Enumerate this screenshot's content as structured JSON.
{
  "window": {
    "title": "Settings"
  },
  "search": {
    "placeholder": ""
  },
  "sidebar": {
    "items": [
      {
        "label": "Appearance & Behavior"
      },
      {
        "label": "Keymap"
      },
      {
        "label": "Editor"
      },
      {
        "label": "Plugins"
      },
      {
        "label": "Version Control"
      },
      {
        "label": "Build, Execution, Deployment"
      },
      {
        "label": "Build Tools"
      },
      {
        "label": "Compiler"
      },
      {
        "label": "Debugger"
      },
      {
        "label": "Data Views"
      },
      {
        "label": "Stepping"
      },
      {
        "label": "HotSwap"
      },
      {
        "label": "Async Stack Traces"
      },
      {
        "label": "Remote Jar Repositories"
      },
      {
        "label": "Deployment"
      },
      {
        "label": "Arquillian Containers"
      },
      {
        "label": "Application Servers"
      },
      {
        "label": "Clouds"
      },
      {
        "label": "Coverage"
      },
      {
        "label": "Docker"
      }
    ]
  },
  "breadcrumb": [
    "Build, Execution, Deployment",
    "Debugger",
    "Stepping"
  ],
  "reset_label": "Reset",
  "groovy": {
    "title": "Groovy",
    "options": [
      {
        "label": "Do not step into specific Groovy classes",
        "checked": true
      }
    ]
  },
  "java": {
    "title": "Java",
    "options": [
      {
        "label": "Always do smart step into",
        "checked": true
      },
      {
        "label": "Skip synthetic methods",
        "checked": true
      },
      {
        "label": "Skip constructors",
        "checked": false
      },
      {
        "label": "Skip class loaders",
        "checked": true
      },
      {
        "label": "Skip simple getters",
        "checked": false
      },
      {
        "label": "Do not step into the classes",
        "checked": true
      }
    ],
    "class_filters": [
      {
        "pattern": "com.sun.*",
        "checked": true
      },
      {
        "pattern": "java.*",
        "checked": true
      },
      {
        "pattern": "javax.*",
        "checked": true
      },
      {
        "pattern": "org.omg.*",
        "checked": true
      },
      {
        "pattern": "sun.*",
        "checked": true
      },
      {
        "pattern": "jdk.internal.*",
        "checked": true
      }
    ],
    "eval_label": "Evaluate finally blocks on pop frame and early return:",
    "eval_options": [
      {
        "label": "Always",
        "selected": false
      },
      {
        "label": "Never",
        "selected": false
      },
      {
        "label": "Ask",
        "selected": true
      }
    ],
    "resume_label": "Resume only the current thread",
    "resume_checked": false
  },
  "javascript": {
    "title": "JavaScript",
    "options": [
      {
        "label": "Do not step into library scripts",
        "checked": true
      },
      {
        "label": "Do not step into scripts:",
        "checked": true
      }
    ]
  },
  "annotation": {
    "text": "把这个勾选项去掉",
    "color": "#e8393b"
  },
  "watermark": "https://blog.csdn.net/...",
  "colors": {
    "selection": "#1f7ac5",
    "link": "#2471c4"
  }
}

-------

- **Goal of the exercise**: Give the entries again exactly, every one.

- **Written response**:
Enumerate this screenshot's content as structured JSON.
{
  "window": {
    "title": "Settings"
  },
  "search": {
    "placeholder": ""
  },
  "sidebar": {
    "items": [
      {
        "label": "Appearance & Behavior"
      },
      {
        "label": "Keymap"
      },
      {
        "label": "Editor"
      },
      {
        "label": "Plugins"
      },
      {
        "label": "Version Control"
      },
      {
        "label": "Build, Execution, Deployment"
      },
      {
        "label": "Build Tools"
      },
      {
        "label": "Compiler"
      },
      {
        "label": "Debugger"
      },
      {
        "label": "Data Views"
      },
      {
        "label": "Stepping"
      },
      {
        "label": "HotSwap"
      },
      {
        "label": "Async Stack Traces"
      },
      {
        "label": "Remote Jar Repositories"
      },
      {
        "label": "Deployment"
      },
      {
        "label": "Arquillian Containers"
      },
      {
        "label": "Application Servers"
      },
      {
        "label": "Clouds"
      },
      {
        "label": "Coverage"
      },
      {
        "label": "Docker"
      }
    ]
  },
  "breadcrumb": [
    "Build, Execution, Deployment",
    "Debugger",
    "Stepping"
  ],
  "reset_label": "Reset",
  "groovy": {
    "title": "Groovy",
    "options": [
      {
        "label": "Do not step into specific Groovy classes",
        "checked": true
      }
    ]
  },
  "java": {
    "title": "Java",
    "options": [
      {
        "label": "Always do smart step into",
        "checked": true
      },
      {
        "label": "Skip synthetic methods",
        "checked": true
      },
      {
        "label": "Skip constructors",
        "checked": false
      },
      {
        "label": "Skip class loaders",
        "checked": true
      },
      {
        "label": "Skip simple getters",
        "checked": false
      },
      {
        "label": "Do not step into the classes",
        "checked": true
      }
    ],
    "class_filters": [
      {
        "pattern": "com.sun.*",
        "checked": true
      },
      {
        "pattern": "java.*",
        "checked": true
      },
      {
        "pattern": "javax.*",
        "checked": true
      },
      {
        "pattern": "org.omg.*",
        "checked": true
      },
      {
        "pattern": "sun.*",
        "checked": true
      },
      {
        "pattern": "jdk.internal.*",
        "checked": true
      }
    ],
    "eval_label": "Evaluate finally blocks on pop frame and early return:",
    "eval_options": [
      {
        "label": "Always",
        "selected": false
      },
      {
        "label": "Never",
        "selected": false
      },
      {
        "label": "Ask",
        "selected": true
      }
    ],
    "resume_label": "Resume only the current thread",
    "resume_checked": false
  },
  "javascript": {
    "title": "JavaScript",
    "options": [
      {
        "label": "Do not step into library scripts",
        "checked": true
      },
      {
        "label": "Do not step into scripts:",
        "checked": true
      }
    ]
  },
  "annotation": {
    "text": "把这个勾选项去掉",
    "color": "#e8393b"
  },
  "watermark": "https://blog.csdn.net/...",
  "colors": {
    "selection": "#1f7ac5",
    "link": "#2471c4"
  }
}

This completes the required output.